+++ The data
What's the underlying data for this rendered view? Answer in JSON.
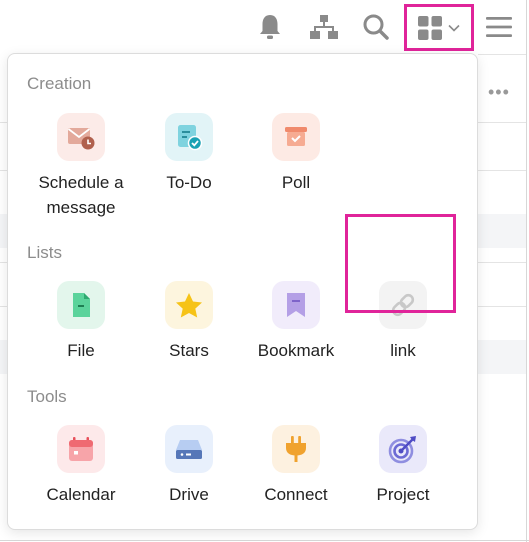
{
  "topbar": {
    "icons": [
      "bell-icon",
      "org-chart-icon",
      "search-icon",
      "apps-grid-icon",
      "chevron-down-icon",
      "hamburger-menu-icon"
    ]
  },
  "popover": {
    "sections": {
      "creation": {
        "title": "Creation",
        "items": {
          "schedule": {
            "label": "Schedule a message",
            "icon": "scheduled-mail-icon"
          },
          "todo": {
            "label": "To-Do",
            "icon": "todo-icon"
          },
          "poll": {
            "label": "Poll",
            "icon": "poll-box-icon"
          }
        }
      },
      "lists": {
        "title": "Lists",
        "items": {
          "file": {
            "label": "File",
            "icon": "file-icon"
          },
          "stars": {
            "label": "Stars",
            "icon": "star-icon"
          },
          "bookmark": {
            "label": "Bookmark",
            "icon": "bookmark-icon"
          },
          "link": {
            "label": "link",
            "icon": "link-icon"
          }
        }
      },
      "tools": {
        "title": "Tools",
        "items": {
          "calendar": {
            "label": "Calendar",
            "icon": "calendar-icon"
          },
          "drive": {
            "label": "Drive",
            "icon": "drive-icon"
          },
          "connect": {
            "label": "Connect",
            "icon": "plug-icon"
          },
          "project": {
            "label": "Project",
            "icon": "target-icon"
          }
        }
      }
    }
  },
  "background": {
    "more_indicator": "•••"
  },
  "colors": {
    "highlight": "#e0249a",
    "section_title": "#8c8c8c",
    "icon_gray": "#8a8a8a"
  }
}
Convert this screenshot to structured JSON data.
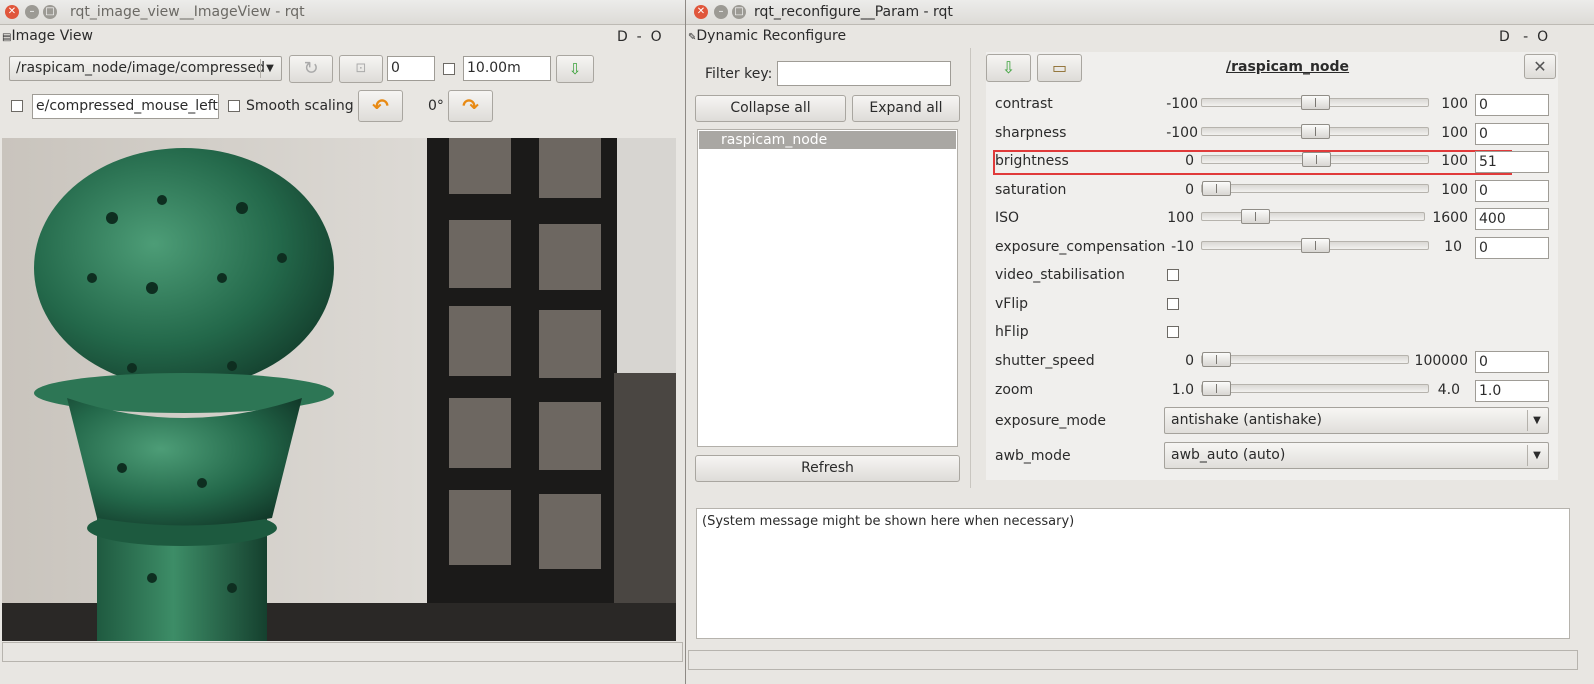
{
  "left_window": {
    "title": "rqt_image_view__ImageView - rqt",
    "panel_title": "Image View",
    "panel_controls": "D  -  O",
    "topic": "/raspicam_node/image/compressed",
    "spin_value": "0",
    "zoom_value": "10.00m",
    "mouse_topic": "e/compressed_mouse_left",
    "smooth_label": "Smooth scaling",
    "rotation": "0°"
  },
  "right_window": {
    "title": "rqt_reconfigure__Param - rqt",
    "panel_title": "Dynamic Reconfigure",
    "panel_controls": "D   -  O",
    "filter_label": "Filter key:",
    "filter_value": "",
    "collapse_label": "Collapse all",
    "expand_label": "Expand all",
    "tree_item": "raspicam_node",
    "refresh_label": "Refresh",
    "node_title": "/raspicam_node",
    "system_message": "(System message might be shown here when necessary)",
    "params": {
      "contrast": {
        "name": "contrast",
        "min": "-100",
        "max": "100",
        "value": "0",
        "level": 0.5
      },
      "sharpness": {
        "name": "sharpness",
        "min": "-100",
        "max": "100",
        "value": "0",
        "level": 0.5
      },
      "brightness": {
        "name": "brightness",
        "min": "0",
        "max": "100",
        "value": "51",
        "level": 0.51
      },
      "saturation": {
        "name": "saturation",
        "min": "0",
        "max": "100",
        "value": "0",
        "level": 0.0
      },
      "iso": {
        "name": "ISO",
        "min": "100",
        "max": "1600",
        "value": "400",
        "level": 0.2
      },
      "exposure_compensation": {
        "name": "exposure_compensation",
        "min": "-10",
        "max": "10",
        "value": "0",
        "level": 0.5
      },
      "video_stabilisation": {
        "name": "video_stabilisation"
      },
      "vflip": {
        "name": "vFlip"
      },
      "hflip": {
        "name": "hFlip"
      },
      "shutter_speed": {
        "name": "shutter_speed",
        "min": "0",
        "max": "100000",
        "value": "0",
        "level": 0.0
      },
      "zoom": {
        "name": "zoom",
        "min": "1.0",
        "max": "4.0",
        "value": "1.0",
        "level": 0.0
      },
      "exposure_mode": {
        "name": "exposure_mode",
        "value": "antishake (antishake)"
      },
      "awb_mode": {
        "name": "awb_mode",
        "value": "awb_auto (auto)"
      }
    }
  },
  "colors": {
    "highlight": "#e03a3a",
    "selection": "#a9a7a3",
    "close": "#e0563b"
  },
  "icons": [
    "close-icon",
    "minimize-icon",
    "maximize-icon",
    "refresh-icon",
    "save-icon",
    "load-icon",
    "rotate-left-icon",
    "rotate-right-icon",
    "fit-icon",
    "dropdown-arrow-icon"
  ]
}
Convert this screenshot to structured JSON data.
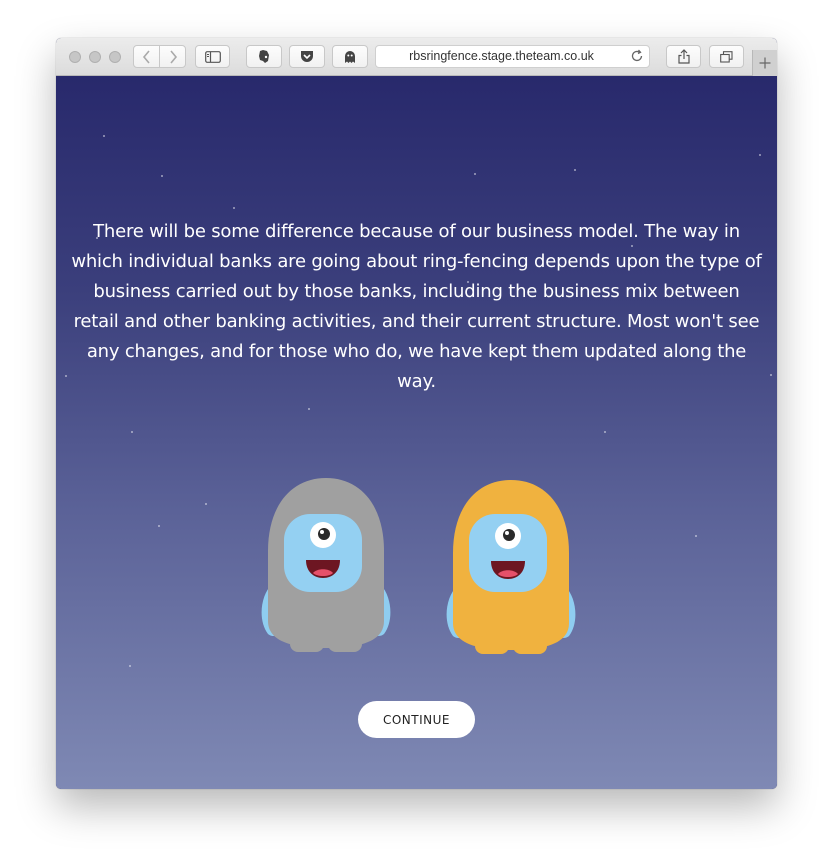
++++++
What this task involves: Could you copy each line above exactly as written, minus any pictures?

Task response:
What's the underlying data for this rendered view? Answer in JSON.
{
  "topbar": {
    "icons": [
      "bell-icon",
      "org-chart-icon",
      "search-icon",
      "apps-grid-icon",
      "chevron-down-icon",
      "hamburger-menu-icon"
    ]
  },
  "popover": {
    "sections": {
      "creation": {
        "title": "Creation",
        "items": {
          "schedule": {
            "label": "Schedule a message",
            "icon": "scheduled-mail-icon"
          },
          "todo": {
            "label": "To-Do",
            "icon": "todo-icon"
          },
          "poll": {
            "label": "Poll",
            "icon": "poll-box-icon"
          }
        }
      },
      "lists": {
        "title": "Lists",
        "items": {
          "file": {
            "label": "File",
            "icon": "file-icon"
          },
          "stars": {
            "label": "Stars",
            "icon": "star-icon"
          },
          "bookmark": {
            "label": "Bookmark",
            "icon": "bookmark-icon"
          },
          "link": {
            "label": "link",
            "icon": "link-icon"
          }
        }
      },
      "tools": {
        "title": "Tools",
        "items": {
          "calendar": {
            "label": "Calendar",
            "icon": "calendar-icon"
          },
          "drive": {
            "label": "Drive",
            "icon": "drive-icon"
          },
          "connect": {
            "label": "Connect",
            "icon": "plug-icon"
          },
          "project": {
            "label": "Project",
            "icon": "target-icon"
          }
        }
      }
    }
  },
  "background": {
    "more_indicator": "•••"
  },
  "colors": {
    "highlight": "#e0249a",
    "section_title": "#8c8c8c",
    "icon_gray": "#8a8a8a"
  }
}
Convert this screenshot to structured JSON data.
{
  "left_window": {
    "title": "rqt_image_view__ImageView - rqt",
    "panel_title": "Image View",
    "panel_controls": "D  -  O",
    "topic": "/raspicam_node/image/compressed",
    "spin_value": "0",
    "zoom_value": "10.00m",
    "mouse_topic": "e/compressed_mouse_left",
    "smooth_label": "Smooth scaling",
    "rotation": "0°"
  },
  "right_window": {
    "title": "rqt_reconfigure__Param - rqt",
    "panel_title": "Dynamic Reconfigure",
    "panel_controls": "D   -  O",
    "filter_label": "Filter key:",
    "filter_value": "",
    "collapse_label": "Collapse all",
    "expand_label": "Expand all",
    "tree_item": "raspicam_node",
    "refresh_label": "Refresh",
    "node_title": "/raspicam_node",
    "system_message": "(System message might be shown here when necessary)",
    "params": {
      "contrast": {
        "name": "contrast",
        "min": "-100",
        "max": "100",
        "value": "0",
        "level": 0.5
      },
      "sharpness": {
        "name": "sharpness",
        "min": "-100",
        "max": "100",
        "value": "0",
        "level": 0.5
      },
      "brightness": {
        "name": "brightness",
        "min": "0",
        "max": "100",
        "value": "51",
        "level": 0.51
      },
      "saturation": {
        "name": "saturation",
        "min": "0",
        "max": "100",
        "value": "0",
        "level": 0.0
      },
      "iso": {
        "name": "ISO",
        "min": "100",
        "max": "1600",
        "value": "400",
        "level": 0.2
      },
      "exposure_compensation": {
        "name": "exposure_compensation",
        "min": "-10",
        "max": "10",
        "value": "0",
        "level": 0.5
      },
      "video_stabilisation": {
        "name": "video_stabilisation"
      },
      "vflip": {
        "name": "vFlip"
      },
      "hflip": {
        "name": "hFlip"
      },
      "shutter_speed": {
        "name": "shutter_speed",
        "min": "0",
        "max": "100000",
        "value": "0",
        "level": 0.0
      },
      "zoom": {
        "name": "zoom",
        "min": "1.0",
        "max": "4.0",
        "value": "1.0",
        "level": 0.0
      },
      "exposure_mode": {
        "name": "exposure_mode",
        "value": "antishake (antishake)"
      },
      "awb_mode": {
        "name": "awb_mode",
        "value": "awb_auto (auto)"
      }
    }
  },
  "colors": {
    "highlight": "#e03a3a",
    "selection": "#a9a7a3",
    "close": "#e0563b"
  },
  "icons": [
    "close-icon",
    "minimize-icon",
    "maximize-icon",
    "refresh-icon",
    "save-icon",
    "load-icon",
    "rotate-left-icon",
    "rotate-right-icon",
    "fit-icon",
    "dropdown-arrow-icon"
  ]
}
Convert this screenshot to structured JSON data.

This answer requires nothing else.